What are competing transcription factors competing for?

This is not incredibly well understood, if you take the case of the myeloid versus erythroid fate decision. Based on the work of Thomas Graf and others, if you have GATA1 and PU.1, they are actually binding to each other in cells. They form a complex; they pretty much neutralize [each other's] activity when they are complexed together, so it is only the free transcription factors that are available to bind DNA. So if you have an excess of GATA1, you become a red blood cell. If you have an excess of PU.1, you become a myeloid cell.

I was thinking that they would compete for spots on DNA.

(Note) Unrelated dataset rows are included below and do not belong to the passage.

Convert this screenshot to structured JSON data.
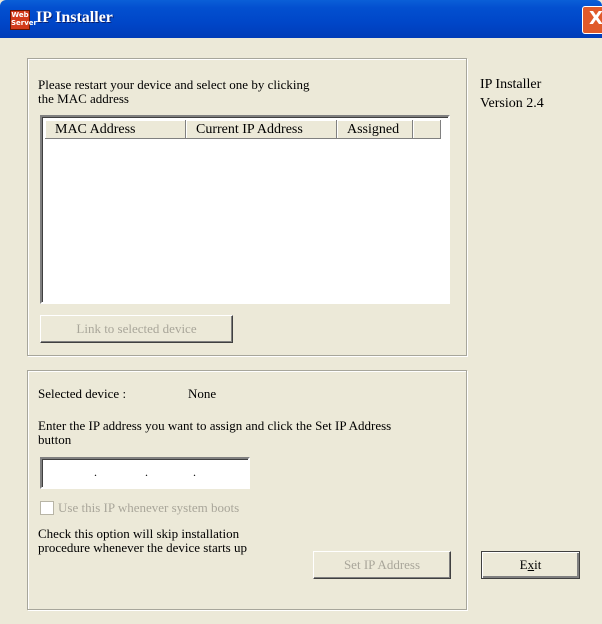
{
  "window": {
    "title": "IP Installer",
    "icon_label_1": "Web",
    "icon_label_2": "Server",
    "close_glyph": "X"
  },
  "device_list_group": {
    "instructions": [
      "Please restart your device and select one by clicking",
      "the MAC address"
    ],
    "columns": [
      "MAC Address",
      "Current IP Address",
      "Assigned"
    ],
    "rows": [],
    "link_button": "Link to selected device"
  },
  "info": {
    "product": "IP Installer",
    "version": "Version 2.4"
  },
  "assign_group": {
    "selected_label": "Selected device :",
    "selected_value": "None",
    "instructions": [
      "Enter the IP address you want to assign and click the Set IP Address",
      "button"
    ],
    "ip_octets": [
      "",
      "",
      "",
      ""
    ],
    "checkbox_label": "Use this IP whenever system boots",
    "checkbox_checked": false,
    "note": [
      "Check this option will skip installation",
      "procedure whenever the device starts up"
    ],
    "set_ip_button": "Set IP Address"
  },
  "exit_button": {
    "pre": "E",
    "accel": "x",
    "post": "it"
  }
}
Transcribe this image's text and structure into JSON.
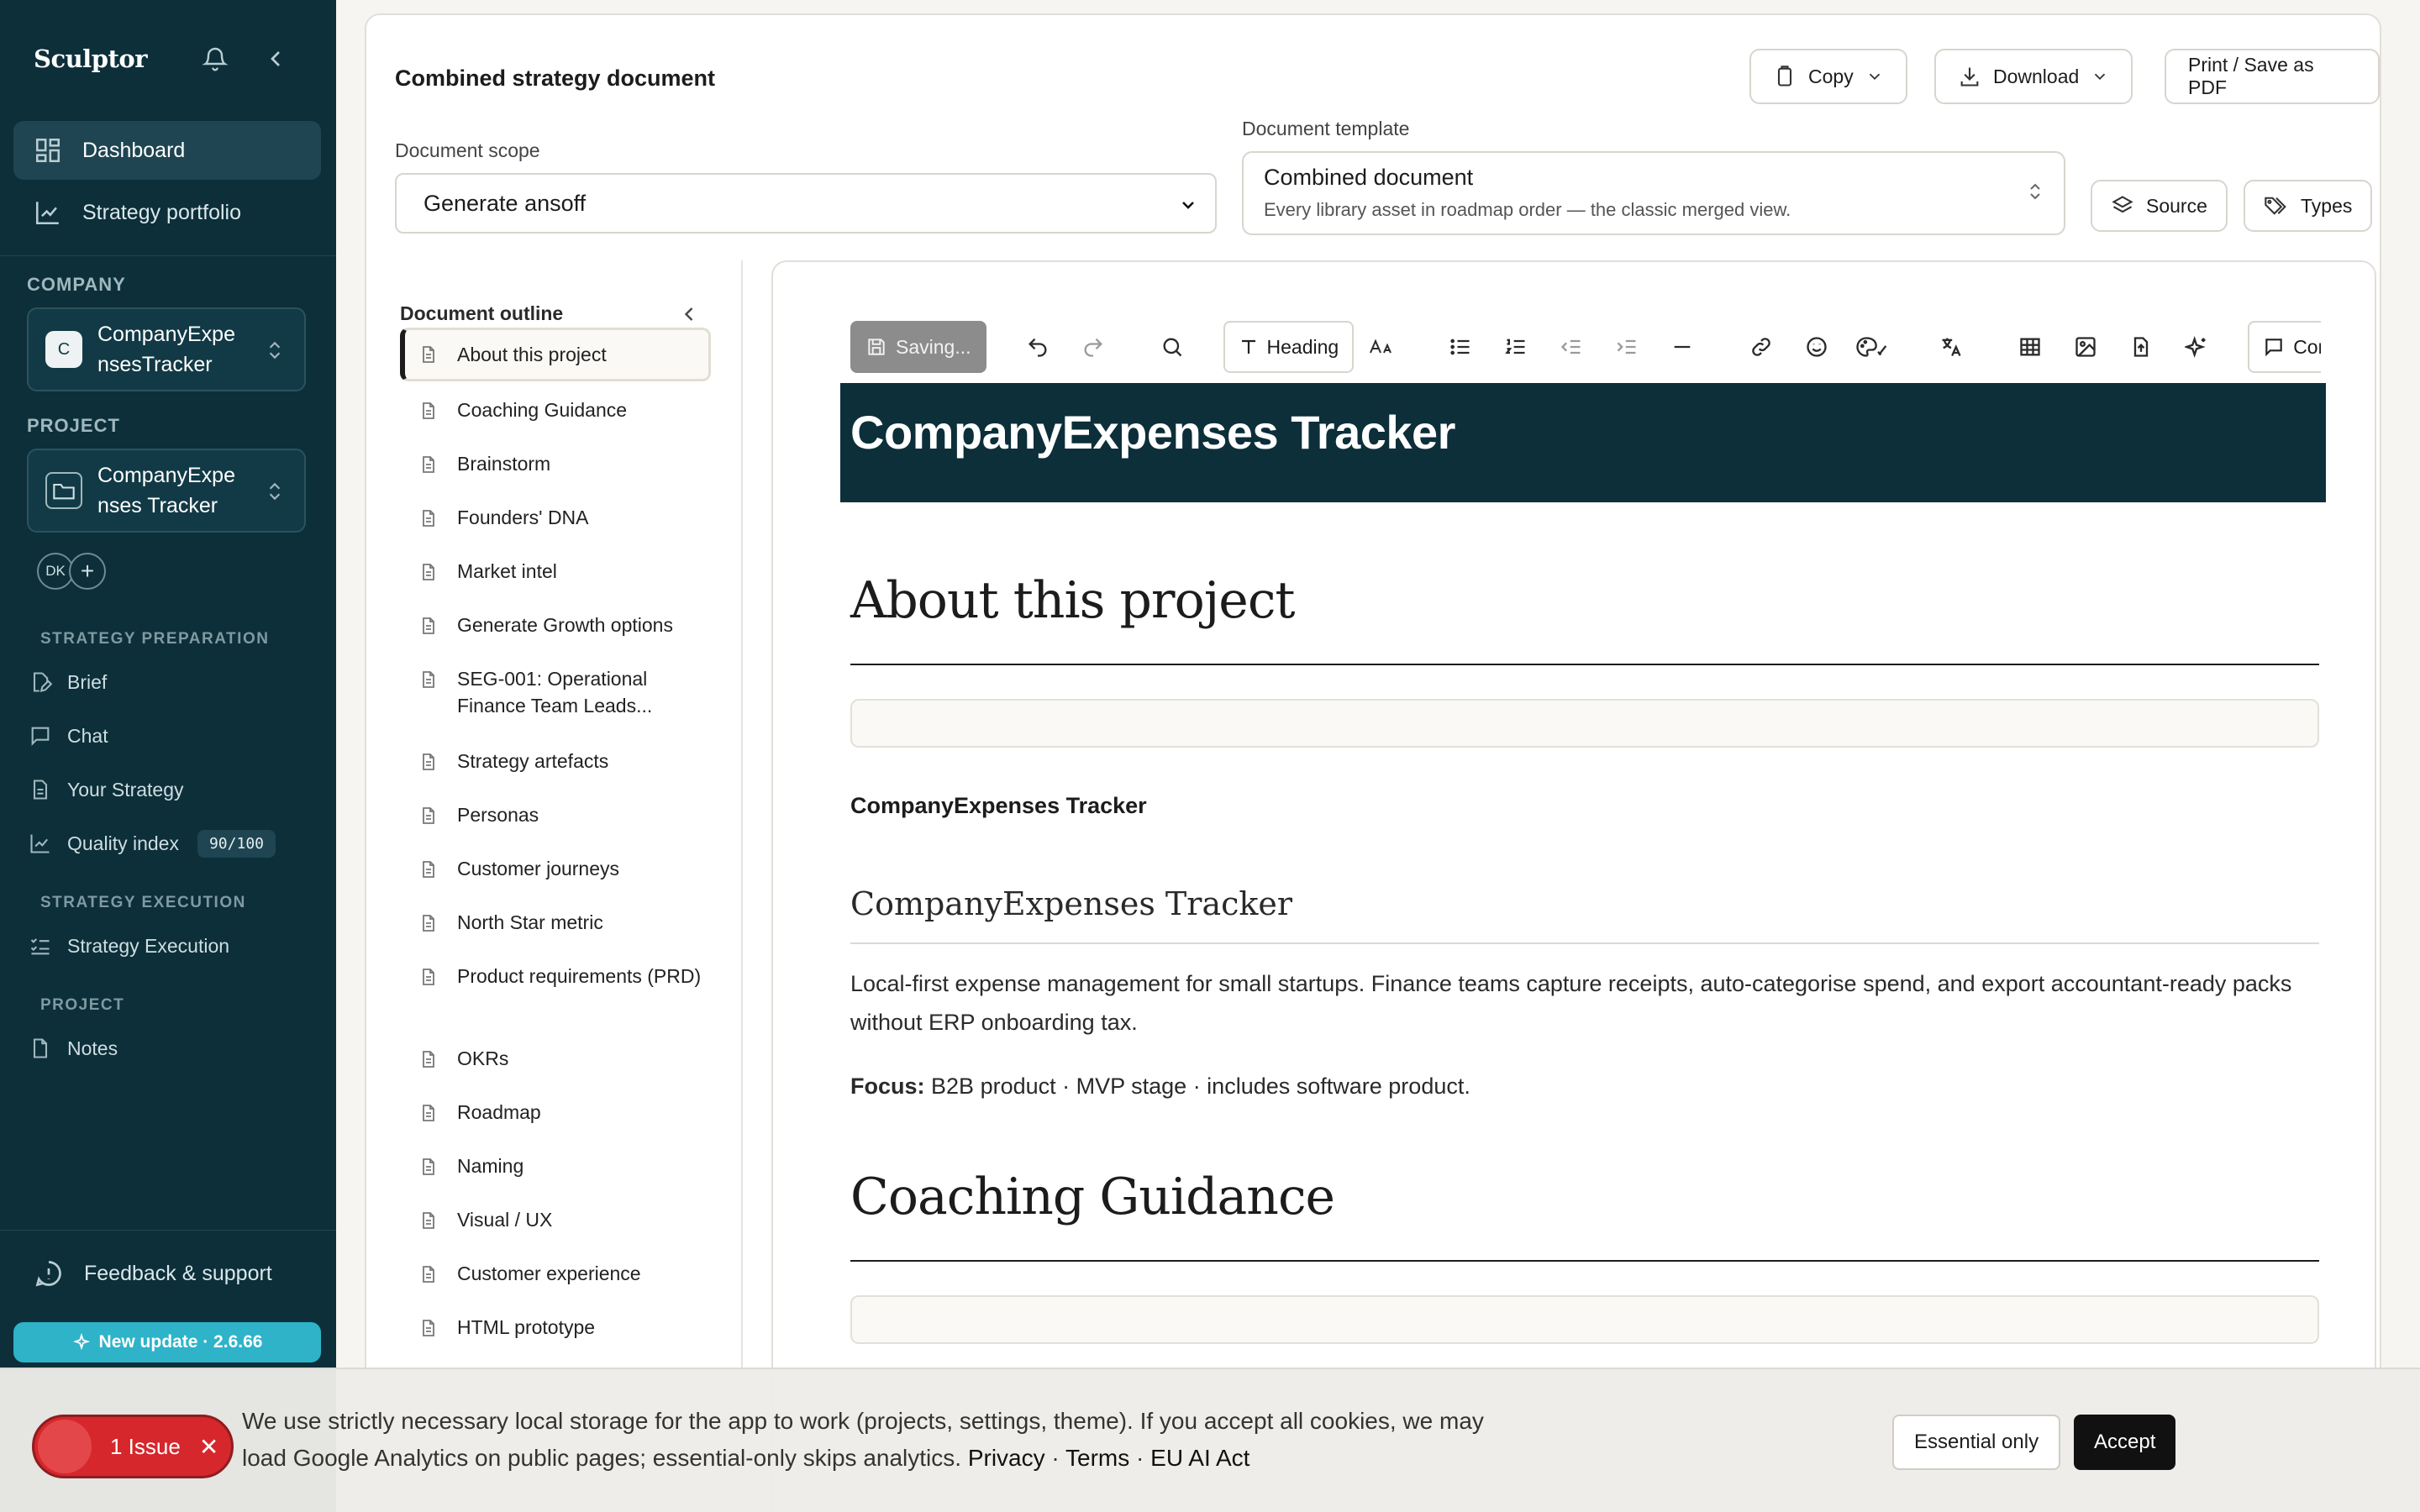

That is one mechanism. I would say both are happening. If you consider those factors that you put in for pluripotency, they set up what someone has called a transcription factor battlefield, where the factors are actually complexing each other, inactivating each other. That ends up creating chaos that actually affects the cell fate.

Why is the notion of where blood arises in the embryo such an interesting question?

It's intrinsically interesting that stem cells are born at a certain time in development and then migrate to specific locations where they reside to wait for a developmental fate. It may be that way for other organs.

The latest thought on this is that all your stem cell precursors are made before day 12.5 in a developing mouse. After that period it's simply the derivatives of the stem cells that land in a niche and then are able to be amplified. So one question is why would you go to the trouble of making or maintaining stem cells in different locations for particular organs?

The second thing is that understanding blood development has helped us understand a lot about the genetics of haematopoiesis; the genes that are required to make blood cells in an embryo are often used in adults in the regulation of self-renewal.

It seems to generate a lot of controversy.

Pretty much every five years or so there is a challenge to the current hypothesis, and one would wonder, with the amazing tools we have in the blood system, why we can't just figure it out.

A third reason has to do with personalities. Pretty much every five years or so there is a challenge to the current hypothesis, and one would wonder, with the amazing tools we have in the blood system, why we can't just figure it out.

Stuart Orkin and I just wrote a review for Cell and as we were going through the field of haematopoiesis, we realized that many, many topics had conflicting data associated [with them], and it made even two experts in the field have difficulty in deciding what is the truth.

If you were writing a review called “Intrinsic and extrinsic control of haematopoietic stem cell self-renewal” ten years from now, what do you think it would say?

In ten years there will be a chart in the manuscript that would delineate the interactions that are necessary for self-renewal to occur. You could look at this as an electrical diagram as much as a computer program of cell fate and self-renewal. There's a growing literature in the haematopoietic system about how the transcription factor competition model allows you to think of cell fate. I'd like to see that put together schematically with the genes actually defined. A number of the signalling pathways are inducible, and I'd like to see how the inducible pathways interact with the pathways that are autonomously programmed, that are simply part of the cells' fate.

What will be some of the hardest things to put in this schematic?

It's going to be groups of factors that are truly making those decisions, and we need to be better at integrating the multiple factors and multiple signalling pathways. A number of labs pick a single factor, knock it out and show that it's relevant, but it may be that combinations of factors are what's required to lead to a biologic effect.

What else?

One thing to point out is the use of these pathways in tissue regeneration and repair compared to steady state. There are pathways that do regulate steady state (cKit and thrombopoietin), but other pathways like Wnt and Notch seem more relevant to the regeneration or tissue repair situation, so understanding similarities and differences between homeostasis and repair will give us a greater understanding of stem cell biology.


Cell fates and career decisions Credit: Leonard Zon